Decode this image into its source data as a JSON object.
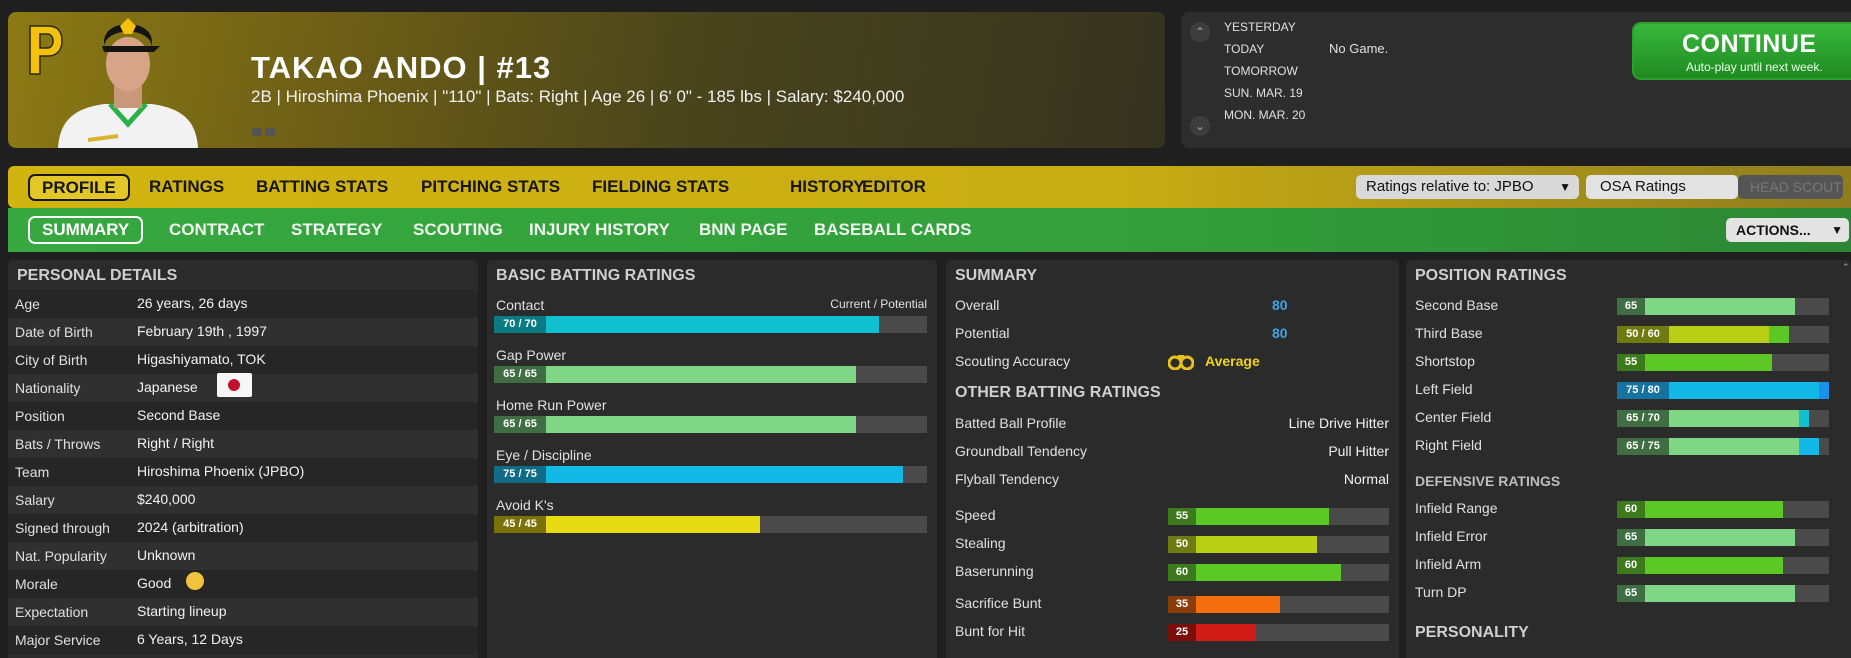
{
  "player": {
    "name_line": "TAKAO ANDO  |  #13",
    "sub_line": "2B | Hiroshima Phoenix  |  \"110\" | Bats: Right  |  Age 26  |  6' 0\" - 185 lbs  |  Salary: $240,000"
  },
  "schedule": {
    "days": [
      {
        "label": "YESTERDAY",
        "game": ""
      },
      {
        "label": "TODAY",
        "game": "No Game."
      },
      {
        "label": "TOMORROW",
        "game": ""
      },
      {
        "label": "SUN. MAR. 19",
        "game": ""
      },
      {
        "label": "MON. MAR. 20",
        "game": ""
      }
    ]
  },
  "continue_button": {
    "title": "CONTINUE",
    "subtitle": "Auto-play until next week."
  },
  "tabs_main": [
    "PROFILE",
    "RATINGS",
    "BATTING STATS",
    "PITCHING STATS",
    "FIELDING STATS",
    "HISTORY",
    "EDITOR"
  ],
  "tabs_sub": [
    "SUMMARY",
    "CONTRACT",
    "STRATEGY",
    "SCOUTING",
    "INJURY HISTORY",
    "BNN PAGE",
    "BASEBALL CARDS"
  ],
  "controls": {
    "ratings_relative": "Ratings relative to: JPBO",
    "osa_ratings": "OSA Ratings",
    "head_scout": "HEAD SCOUT",
    "actions": "ACTIONS..."
  },
  "colors": {
    "cyan": "#10c0d0",
    "light_green": "#7fd685",
    "blue": "#12b8e6",
    "yellow": "#e7db13",
    "green": "#5cc825",
    "lime": "#b9cf16",
    "orange": "#f56f0e",
    "red": "#d11b16"
  },
  "personal_details": {
    "title": "PERSONAL DETAILS",
    "rows": [
      {
        "label": "Age",
        "value": "26 years, 26 days"
      },
      {
        "label": "Date of Birth",
        "value": "February 19th , 1997"
      },
      {
        "label": "City of Birth",
        "value": "Higashiyamato, TOK"
      },
      {
        "label": "Nationality",
        "value": "Japanese"
      },
      {
        "label": "Position",
        "value": "Second Base"
      },
      {
        "label": "Bats / Throws",
        "value": "Right / Right"
      },
      {
        "label": "Team",
        "value": "Hiroshima Phoenix (JPBO)"
      },
      {
        "label": "Salary",
        "value": "$240,000"
      },
      {
        "label": "Signed through",
        "value": "2024 (arbitration)"
      },
      {
        "label": "Nat. Popularity",
        "value": "Unknown"
      },
      {
        "label": "Morale",
        "value": "Good"
      },
      {
        "label": "Expectation",
        "value": "Starting lineup"
      },
      {
        "label": "Major Service",
        "value": "6 Years, 12 Days"
      }
    ]
  },
  "basic_batting": {
    "title": "BASIC BATTING RATINGS",
    "legend": "Current / Potential",
    "items": [
      {
        "label": "Contact",
        "current": 70,
        "potential": 70,
        "badge": "70 / 70",
        "color": "#10c0d0"
      },
      {
        "label": "Gap Power",
        "current": 65,
        "potential": 65,
        "badge": "65 / 65",
        "color": "#7fd685"
      },
      {
        "label": "Home Run Power",
        "current": 65,
        "potential": 65,
        "badge": "65 / 65",
        "color": "#7fd685"
      },
      {
        "label": "Eye / Discipline",
        "current": 75,
        "potential": 75,
        "badge": "75 / 75",
        "color": "#12b8e6"
      },
      {
        "label": "Avoid K's",
        "current": 45,
        "potential": 45,
        "badge": "45 / 45",
        "color": "#e7db13"
      }
    ]
  },
  "summary": {
    "title": "SUMMARY",
    "overall_label": "Overall",
    "overall": "80",
    "potential_label": "Potential",
    "potential": "80",
    "scouting_label": "Scouting Accuracy",
    "scouting": "Average"
  },
  "other_batting": {
    "title": "OTHER BATTING RATINGS",
    "rows": [
      {
        "label": "Batted Ball Profile",
        "value": "Line Drive Hitter"
      },
      {
        "label": "Groundball Tendency",
        "value": "Pull Hitter"
      },
      {
        "label": "Flyball Tendency",
        "value": "Normal"
      }
    ],
    "bars": [
      {
        "label": "Speed",
        "value": 55,
        "badge": "55",
        "color": "#5cc825",
        "badge_bg": "#3c7a1c"
      },
      {
        "label": "Stealing",
        "value": 50,
        "badge": "50",
        "color": "#b9cf16",
        "badge_bg": "#6f7a10"
      },
      {
        "label": "Baserunning",
        "value": 60,
        "badge": "60",
        "color": "#5cc825",
        "badge_bg": "#3c7a1c"
      },
      {
        "label": "Sacrifice Bunt",
        "value": 35,
        "badge": "35",
        "color": "#f56f0e",
        "badge_bg": "#8a3d08"
      },
      {
        "label": "Bunt for Hit",
        "value": 25,
        "badge": "25",
        "color": "#d11b16",
        "badge_bg": "#7a0e0b"
      }
    ]
  },
  "position_ratings": {
    "title": "POSITION RATINGS",
    "items": [
      {
        "label": "Second Base",
        "current": 65,
        "potential": 65,
        "badge": "65",
        "color": "#7fd685",
        "badge_bg": "#3f6e43"
      },
      {
        "label": "Third Base",
        "current": 50,
        "potential": 60,
        "badge": "50 / 60",
        "color": "#b9cf16",
        "pot_color": "#5cc825",
        "badge_bg": "#6f7a10"
      },
      {
        "label": "Shortstop",
        "current": 55,
        "potential": 55,
        "badge": "55",
        "color": "#5cc825",
        "badge_bg": "#3c7a1c"
      },
      {
        "label": "Left Field",
        "current": 75,
        "potential": 80,
        "badge": "75 / 80",
        "color": "#12b8e6",
        "pot_color": "#1a90e8",
        "badge_bg": "#1672a0"
      },
      {
        "label": "Center Field",
        "current": 65,
        "potential": 70,
        "badge": "65 / 70",
        "color": "#7fd685",
        "pot_color": "#10c0d0",
        "badge_bg": "#3f6e43"
      },
      {
        "label": "Right Field",
        "current": 65,
        "potential": 75,
        "badge": "65 / 75",
        "color": "#7fd685",
        "pot_color": "#12b8e6",
        "badge_bg": "#3f6e43"
      }
    ]
  },
  "defensive_ratings": {
    "title": "DEFENSIVE RATINGS",
    "items": [
      {
        "label": "Infield Range",
        "value": 60,
        "badge": "60",
        "color": "#5cc825",
        "badge_bg": "#3c7a1c"
      },
      {
        "label": "Infield Error",
        "value": 65,
        "badge": "65",
        "color": "#7fd685",
        "badge_bg": "#3f6e43"
      },
      {
        "label": "Infield Arm",
        "value": 60,
        "badge": "60",
        "color": "#5cc825",
        "badge_bg": "#3c7a1c"
      },
      {
        "label": "Turn DP",
        "value": 65,
        "badge": "65",
        "color": "#7fd685",
        "badge_bg": "#3f6e43"
      }
    ]
  },
  "personality": {
    "title": "PERSONALITY"
  }
}
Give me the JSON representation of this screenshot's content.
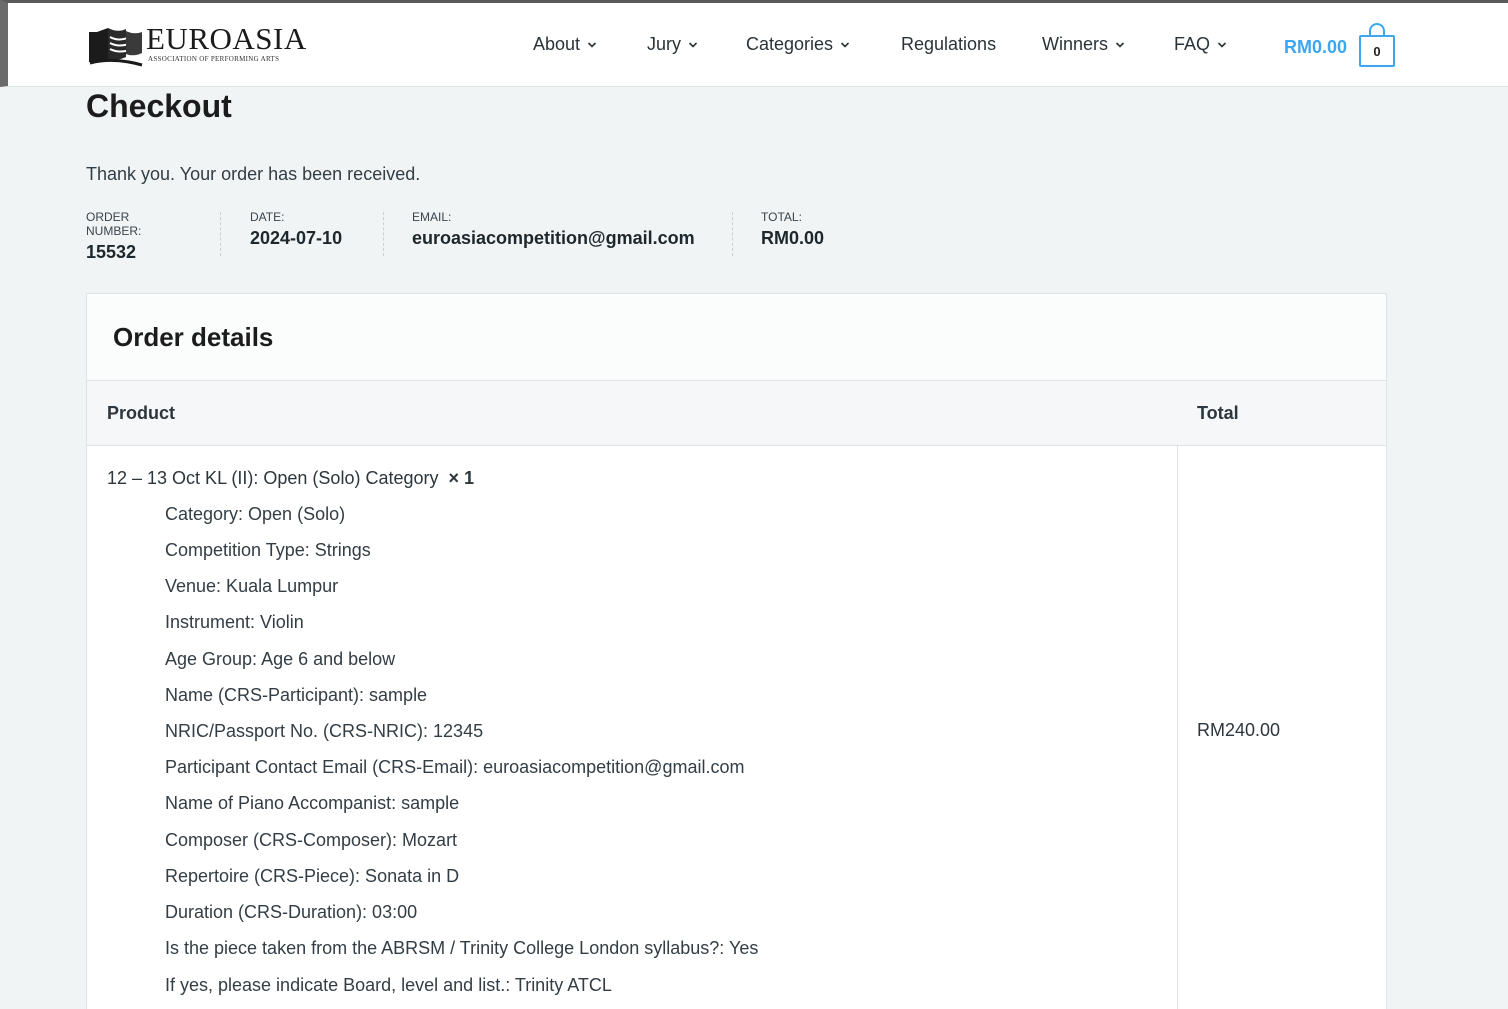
{
  "brand": {
    "name": "EUROASIA",
    "tagline": "ASSOCIATION OF PERFORMING ARTS"
  },
  "nav": [
    {
      "label": "About",
      "has_dropdown": true
    },
    {
      "label": "Jury",
      "has_dropdown": true
    },
    {
      "label": "Categories",
      "has_dropdown": true
    },
    {
      "label": "Regulations",
      "has_dropdown": false
    },
    {
      "label": "Winners",
      "has_dropdown": true
    },
    {
      "label": "FAQ",
      "has_dropdown": true
    }
  ],
  "cart": {
    "total": "RM0.00",
    "count": "0"
  },
  "page": {
    "title": "Checkout",
    "notice": "Thank you. Your order has been received."
  },
  "overview": [
    {
      "label": "ORDER NUMBER:",
      "value": "15532"
    },
    {
      "label": "DATE:",
      "value": "2024-07-10"
    },
    {
      "label": "EMAIL:",
      "value": "euroasiacompetition@gmail.com"
    },
    {
      "label": "TOTAL:",
      "value": "RM0.00"
    }
  ],
  "order_details": {
    "heading": "Order details",
    "columns": {
      "product": "Product",
      "total": "Total"
    },
    "item": {
      "name": "12 – 13 Oct KL (II): Open (Solo) Category",
      "quantity": "× 1",
      "total": "RM240.00",
      "meta": [
        "Category: Open (Solo)",
        "Competition Type: Strings",
        "Venue: Kuala Lumpur",
        "Instrument: Violin",
        "Age Group: Age 6 and below",
        "Name (CRS-Participant): sample",
        "NRIC/Passport No. (CRS-NRIC): 12345",
        "Participant Contact Email (CRS-Email): euroasiacompetition@gmail.com",
        "Name of Piano Accompanist: sample",
        "Composer (CRS-Composer): Mozart",
        "Repertoire (CRS-Piece): Sonata in D",
        "Duration (CRS-Duration): 03:00",
        "Is the piece taken from the ABRSM / Trinity College London syllabus?: Yes",
        "If yes, please indicate Board, level and list.: Trinity ATCL"
      ]
    }
  },
  "colors": {
    "accent": "#3aa7f0",
    "background": "#f0f4f5",
    "text": "#1f2a30"
  }
}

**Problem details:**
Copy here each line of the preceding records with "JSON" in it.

**Result for this exercise:**
Decode this image into its source data as a JSON object.
Give me the JSON representation of this screenshot's content.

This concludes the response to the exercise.